Records from a collection
[Start of section]
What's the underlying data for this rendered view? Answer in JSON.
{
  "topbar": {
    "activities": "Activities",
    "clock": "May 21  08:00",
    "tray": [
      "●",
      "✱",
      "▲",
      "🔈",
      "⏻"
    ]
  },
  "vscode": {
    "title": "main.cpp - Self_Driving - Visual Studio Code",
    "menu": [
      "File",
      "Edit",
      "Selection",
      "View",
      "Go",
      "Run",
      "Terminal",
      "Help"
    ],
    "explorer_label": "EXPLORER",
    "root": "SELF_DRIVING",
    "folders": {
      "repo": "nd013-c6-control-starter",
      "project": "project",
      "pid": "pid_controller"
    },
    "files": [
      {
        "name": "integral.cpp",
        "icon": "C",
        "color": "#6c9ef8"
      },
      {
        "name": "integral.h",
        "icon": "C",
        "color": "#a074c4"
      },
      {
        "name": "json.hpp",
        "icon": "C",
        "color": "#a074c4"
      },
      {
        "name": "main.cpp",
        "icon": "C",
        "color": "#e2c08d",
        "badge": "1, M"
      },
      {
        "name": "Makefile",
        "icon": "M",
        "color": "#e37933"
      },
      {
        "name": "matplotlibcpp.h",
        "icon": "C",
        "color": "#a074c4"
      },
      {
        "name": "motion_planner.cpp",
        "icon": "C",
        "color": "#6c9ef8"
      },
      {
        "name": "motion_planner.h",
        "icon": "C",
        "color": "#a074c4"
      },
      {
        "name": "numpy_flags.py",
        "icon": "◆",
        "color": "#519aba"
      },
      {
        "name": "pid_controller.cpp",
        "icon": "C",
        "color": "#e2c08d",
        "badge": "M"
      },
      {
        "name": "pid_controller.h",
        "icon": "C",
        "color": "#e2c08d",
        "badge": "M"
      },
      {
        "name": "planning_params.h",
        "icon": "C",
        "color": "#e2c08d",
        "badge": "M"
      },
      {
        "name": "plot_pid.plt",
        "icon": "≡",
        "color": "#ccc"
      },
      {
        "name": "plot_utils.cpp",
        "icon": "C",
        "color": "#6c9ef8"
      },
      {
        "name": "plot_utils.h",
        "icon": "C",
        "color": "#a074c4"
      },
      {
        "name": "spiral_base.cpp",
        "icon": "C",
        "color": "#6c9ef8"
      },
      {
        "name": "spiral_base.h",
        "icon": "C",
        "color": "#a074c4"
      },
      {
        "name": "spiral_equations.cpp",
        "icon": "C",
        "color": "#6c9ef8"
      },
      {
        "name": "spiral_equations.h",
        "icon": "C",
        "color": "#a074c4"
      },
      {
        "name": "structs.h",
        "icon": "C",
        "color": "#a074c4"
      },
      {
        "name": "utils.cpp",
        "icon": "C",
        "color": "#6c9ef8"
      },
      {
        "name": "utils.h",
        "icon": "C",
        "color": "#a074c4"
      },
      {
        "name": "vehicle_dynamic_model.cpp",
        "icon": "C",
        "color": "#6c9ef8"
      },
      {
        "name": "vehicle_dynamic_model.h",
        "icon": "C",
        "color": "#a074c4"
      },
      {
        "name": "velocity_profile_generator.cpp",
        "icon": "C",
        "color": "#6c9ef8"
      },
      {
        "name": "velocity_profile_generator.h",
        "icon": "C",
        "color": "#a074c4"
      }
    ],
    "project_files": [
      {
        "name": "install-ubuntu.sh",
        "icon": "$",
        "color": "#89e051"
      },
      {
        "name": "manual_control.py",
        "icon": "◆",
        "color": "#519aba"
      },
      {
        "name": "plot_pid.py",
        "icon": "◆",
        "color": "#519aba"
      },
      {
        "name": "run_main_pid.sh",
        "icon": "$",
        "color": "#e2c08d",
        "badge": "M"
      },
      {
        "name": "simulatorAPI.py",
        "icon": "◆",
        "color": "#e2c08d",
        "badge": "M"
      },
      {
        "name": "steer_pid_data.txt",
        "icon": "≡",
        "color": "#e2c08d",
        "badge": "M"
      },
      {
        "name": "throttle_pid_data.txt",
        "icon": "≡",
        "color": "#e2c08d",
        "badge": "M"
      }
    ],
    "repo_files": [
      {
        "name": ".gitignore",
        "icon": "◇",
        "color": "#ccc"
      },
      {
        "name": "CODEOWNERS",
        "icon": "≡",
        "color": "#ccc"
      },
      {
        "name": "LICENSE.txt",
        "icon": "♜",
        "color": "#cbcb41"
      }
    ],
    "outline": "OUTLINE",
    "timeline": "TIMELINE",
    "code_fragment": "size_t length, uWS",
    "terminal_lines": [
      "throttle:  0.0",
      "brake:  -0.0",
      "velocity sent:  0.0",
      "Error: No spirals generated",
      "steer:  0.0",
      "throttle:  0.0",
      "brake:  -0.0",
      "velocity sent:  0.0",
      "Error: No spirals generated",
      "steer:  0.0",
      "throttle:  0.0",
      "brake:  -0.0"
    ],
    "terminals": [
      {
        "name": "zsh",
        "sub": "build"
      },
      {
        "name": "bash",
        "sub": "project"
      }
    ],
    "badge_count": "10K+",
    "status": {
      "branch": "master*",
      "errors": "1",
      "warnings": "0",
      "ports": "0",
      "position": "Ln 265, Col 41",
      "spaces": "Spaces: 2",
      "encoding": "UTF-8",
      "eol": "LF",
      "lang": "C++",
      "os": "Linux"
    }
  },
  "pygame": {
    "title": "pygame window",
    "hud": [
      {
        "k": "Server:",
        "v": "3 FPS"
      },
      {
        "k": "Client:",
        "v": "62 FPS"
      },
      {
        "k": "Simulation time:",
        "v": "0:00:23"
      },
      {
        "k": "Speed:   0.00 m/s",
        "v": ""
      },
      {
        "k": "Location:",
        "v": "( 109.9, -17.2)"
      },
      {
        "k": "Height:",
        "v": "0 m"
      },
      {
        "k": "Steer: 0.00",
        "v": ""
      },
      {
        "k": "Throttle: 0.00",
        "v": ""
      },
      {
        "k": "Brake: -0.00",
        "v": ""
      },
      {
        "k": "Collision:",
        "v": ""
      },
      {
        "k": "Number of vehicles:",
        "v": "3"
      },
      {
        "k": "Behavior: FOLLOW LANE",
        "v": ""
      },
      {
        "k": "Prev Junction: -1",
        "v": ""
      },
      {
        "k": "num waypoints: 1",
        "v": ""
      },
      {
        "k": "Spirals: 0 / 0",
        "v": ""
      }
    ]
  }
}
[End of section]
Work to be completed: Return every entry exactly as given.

Finished task:
What's the underlying data for this rendered view? Answer in JSON.
{
  "topbar": {
    "activities": "Activities",
    "clock": "May 21  08:00",
    "tray": [
      "●",
      "✱",
      "▲",
      "🔈",
      "⏻"
    ]
  },
  "vscode": {
    "title": "main.cpp - Self_Driving - Visual Studio Code",
    "menu": [
      "File",
      "Edit",
      "Selection",
      "View",
      "Go",
      "Run",
      "Terminal",
      "Help"
    ],
    "explorer_label": "EXPLORER",
    "root": "SELF_DRIVING",
    "folders": {
      "repo": "nd013-c6-control-starter",
      "project": "project",
      "pid": "pid_controller"
    },
    "files": [
      {
        "name": "integral.cpp",
        "icon": "C",
        "color": "#6c9ef8"
      },
      {
        "name": "integral.h",
        "icon": "C",
        "color": "#a074c4"
      },
      {
        "name": "json.hpp",
        "icon": "C",
        "color": "#a074c4"
      },
      {
        "name": "main.cpp",
        "icon": "C",
        "color": "#e2c08d",
        "badge": "1, M"
      },
      {
        "name": "Makefile",
        "icon": "M",
        "color": "#e37933"
      },
      {
        "name": "matplotlibcpp.h",
        "icon": "C",
        "color": "#a074c4"
      },
      {
        "name": "motion_planner.cpp",
        "icon": "C",
        "color": "#6c9ef8"
      },
      {
        "name": "motion_planner.h",
        "icon": "C",
        "color": "#a074c4"
      },
      {
        "name": "numpy_flags.py",
        "icon": "◆",
        "color": "#519aba"
      },
      {
        "name": "pid_controller.cpp",
        "icon": "C",
        "color": "#e2c08d",
        "badge": "M"
      },
      {
        "name": "pid_controller.h",
        "icon": "C",
        "color": "#e2c08d",
        "badge": "M"
      },
      {
        "name": "planning_params.h",
        "icon": "C",
        "color": "#e2c08d",
        "badge": "M"
      },
      {
        "name": "plot_pid.plt",
        "icon": "≡",
        "color": "#ccc"
      },
      {
        "name": "plot_utils.cpp",
        "icon": "C",
        "color": "#6c9ef8"
      },
      {
        "name": "plot_utils.h",
        "icon": "C",
        "color": "#a074c4"
      },
      {
        "name": "spiral_base.cpp",
        "icon": "C",
        "color": "#6c9ef8"
      },
      {
        "name": "spiral_base.h",
        "icon": "C",
        "color": "#a074c4"
      },
      {
        "name": "spiral_equations.cpp",
        "icon": "C",
        "color": "#6c9ef8"
      },
      {
        "name": "spiral_equations.h",
        "icon": "C",
        "color": "#a074c4"
      },
      {
        "name": "structs.h",
        "icon": "C",
        "color": "#a074c4"
      },
      {
        "name": "utils.cpp",
        "icon": "C",
        "color": "#6c9ef8"
      },
      {
        "name": "utils.h",
        "icon": "C",
        "color": "#a074c4"
      },
      {
        "name": "vehicle_dynamic_model.cpp",
        "icon": "C",
        "color": "#6c9ef8"
      },
      {
        "name": "vehicle_dynamic_model.h",
        "icon": "C",
        "color": "#a074c4"
      },
      {
        "name": "velocity_profile_generator.cpp",
        "icon": "C",
        "color": "#6c9ef8"
      },
      {
        "name": "velocity_profile_generator.h",
        "icon": "C",
        "color": "#a074c4"
      }
    ],
    "project_files": [
      {
        "name": "install-ubuntu.sh",
        "icon": "$",
        "color": "#89e051"
      },
      {
        "name": "manual_control.py",
        "icon": "◆",
        "color": "#519aba"
      },
      {
        "name": "plot_pid.py",
        "icon": "◆",
        "color": "#519aba"
      },
      {
        "name": "run_main_pid.sh",
        "icon": "$",
        "color": "#e2c08d",
        "badge": "M"
      },
      {
        "name": "simulatorAPI.py",
        "icon": "◆",
        "color": "#e2c08d",
        "badge": "M"
      },
      {
        "name": "steer_pid_data.txt",
        "icon": "≡",
        "color": "#e2c08d",
        "badge": "M"
      },
      {
        "name": "throttle_pid_data.txt",
        "icon": "≡",
        "color": "#e2c08d",
        "badge": "M"
      }
    ],
    "repo_files": [
      {
        "name": ".gitignore",
        "icon": "◇",
        "color": "#ccc"
      },
      {
        "name": "CODEOWNERS",
        "icon": "≡",
        "color": "#ccc"
      },
      {
        "name": "LICENSE.txt",
        "icon": "♜",
        "color": "#cbcb41"
      }
    ],
    "outline": "OUTLINE",
    "timeline": "TIMELINE",
    "code_fragment": "size_t length, uWS",
    "terminal_lines": [
      "throttle:  0.0",
      "brake:  -0.0",
      "velocity sent:  0.0",
      "Error: No spirals generated",
      "steer:  0.0",
      "throttle:  0.0",
      "brake:  -0.0",
      "velocity sent:  0.0",
      "Error: No spirals generated",
      "steer:  0.0",
      "throttle:  0.0",
      "brake:  -0.0"
    ],
    "terminals": [
      {
        "name": "zsh",
        "sub": "build"
      },
      {
        "name": "bash",
        "sub": "project"
      }
    ],
    "badge_count": "10K+",
    "status": {
      "branch": "master*",
      "errors": "1",
      "warnings": "0",
      "ports": "0",
      "position": "Ln 265, Col 41",
      "spaces": "Spaces: 2",
      "encoding": "UTF-8",
      "eol": "LF",
      "lang": "C++",
      "os": "Linux"
    }
  },
  "pygame": {
    "title": "pygame window",
    "hud": [
      {
        "k": "Server:",
        "v": "3 FPS"
      },
      {
        "k": "Client:",
        "v": "62 FPS"
      },
      {
        "k": "Simulation time:",
        "v": "0:00:23"
      },
      {
        "k": "Speed:   0.00 m/s",
        "v": ""
      },
      {
        "k": "Location:",
        "v": "( 109.9, -17.2)"
      },
      {
        "k": "Height:",
        "v": "0 m"
      },
      {
        "k": "Steer: 0.00",
        "v": ""
      },
      {
        "k": "Throttle: 0.00",
        "v": ""
      },
      {
        "k": "Brake: -0.00",
        "v": ""
      },
      {
        "k": "Collision:",
        "v": ""
      },
      {
        "k": "Number of vehicles:",
        "v": "3"
      },
      {
        "k": "Behavior: FOLLOW LANE",
        "v": ""
      },
      {
        "k": "Prev Junction: -1",
        "v": ""
      },
      {
        "k": "num waypoints: 1",
        "v": ""
      },
      {
        "k": "Spirals: 0 / 0",
        "v": ""
      }
    ]
  }
}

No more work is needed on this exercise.